Is the sport of football too close to gambling? Betting companies advertise on billboards and players’ t-shirts. It isn’t just the spectators who are at risk of developing a gambling addiction it’s the players too. According to midfielder Joey Barton half the premier league footballers are floating the rules by betting on football matches. The rules state that professional footballers are not allowed to place bets on matches, even matches that they aren’t involved in. ‘You’d have half the League out’ if the rules were were widely enforced, Joey says. Joey Barton was banned because he fell foul of the rules.
Adrian Bevington, former FA executive says that these figures are high anecdotally and that it’s important the Football Association is aware of the vulnerability of players to gambling which is why the rules are in place. ‘There’s been a huge increase in gambling across the globe in recent years,’ Adrian says. ‘You have to protect the vulnerability of players, particularly the younger ones but also protect the integrity of the game from match fixing and keep it a clean sport.’ He supports the rule.

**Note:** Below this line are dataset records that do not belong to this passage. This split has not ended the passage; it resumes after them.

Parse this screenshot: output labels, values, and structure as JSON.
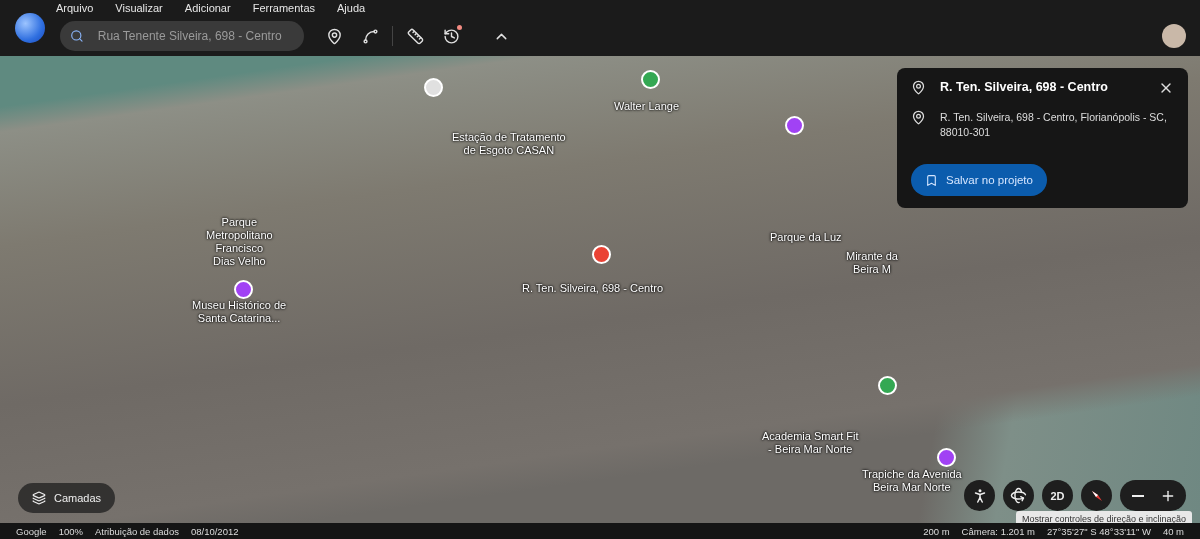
{
  "menu": [
    "Arquivo",
    "Visualizar",
    "Adicionar",
    "Ferramentas",
    "Ajuda"
  ],
  "search": {
    "value": "Rua Tenente Silveira, 698 - Centro"
  },
  "toolbar": {
    "notification": true
  },
  "map_labels": [
    "Walter Lange",
    "Estação de Tratamento\nde Esgoto CASAN",
    "Parque\nMetropolitano\nFrancisco\nDias Velho",
    "Museu Histórico de\nSanta Catarina...",
    "R. Ten. Silveira, 698 - Centro",
    "Parque da Luz",
    "Mirante da\nBeira M",
    "Academia Smart Fit\n- Beira Mar Norte",
    "Trapiche da Avenida\nBeira Mar Norte"
  ],
  "map_pins": [
    {
      "color": "#34a853"
    },
    {
      "color": "#e0e0e0"
    },
    {
      "color": "#a142f4"
    },
    {
      "color": "#a142f4"
    },
    {
      "color": "#ea4335"
    },
    {
      "color": "#34a853"
    },
    {
      "color": "#a142f4"
    }
  ],
  "place_card": {
    "title": "R. Ten. Silveira, 698 - Centro",
    "address": "R. Ten. Silveira, 698 - Centro, Florianópolis - SC, 88010-301",
    "save_button": "Salvar no projeto"
  },
  "layers_button": "Camadas",
  "map_controls": {
    "view_button": "2D"
  },
  "tooltip": "Mostrar controles de direção e inclinação",
  "status_bar": {
    "brand": "Google",
    "loading": "100%",
    "attribution": "Atribuição de dados",
    "date": "08/10/2012",
    "scale": "200 m",
    "camera": "Câmera: 1.201 m",
    "coordinates": "27°35'27\" S 48°33'11\" W",
    "elevation": "40 m"
  }
}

Davis Conn sport journalist says that while he supports the rules they are a side issue from the explosion of gambling and betting companies wrapping themselves into football and making football and football support a gambling experience. Since the relaxation of the law in 2005 there has been an explosion in gambling and the companies are taking between £13 and £14 billion from British people. The fact that players are also gambling is worrying. They are gambling to this extent despite the tough rules and that he says is a very worrying indication. Even with the rules and the risk of being banned the players still risk getting kicked out. And they aren’t actually the most vulnerable people and so what does this say about the addiction as a whole? The most vulnerable people, according to research are those with mental health issues, depression, drug issues and alcohol issues. The adverts are all over football and so many sports. These groups of people are very vulnerable. The adverts are dangerous.
Will things ever change? There is a moral debate here, a debate that this country had back in the 1970s and 1980s when cigarette advertising was banned. The government invested millions in ant-smoking campaigns and various campaigns concerning the dangers of alcohol addiction and drink driving campaigns. But I don’t see the same approach to the tackling of gambling addiction. Gambling addiction can lead to relationship break down, family breakdown, fraud, theft and contribute to the debt crisis this country is facing. Gambling brings in vast sums of money and that finds its way to the government in taxation. So there’s no incentive for the government to do anything about it. Unlike smoking and excessive drinking it doesn’t lead to cancer and heart attacks which is why, I believe the government don’t take it as seriously. But the fact is it ruins lives and leads to economic problems for the rest of us through bankruptcy and business failure. It’s time that the government started to take a tough line and a start would be to ban gambling companies from advertising at sporting events.
Do you have a gambling addiction? Visit Barry’s website at http://www.thegword.co.uk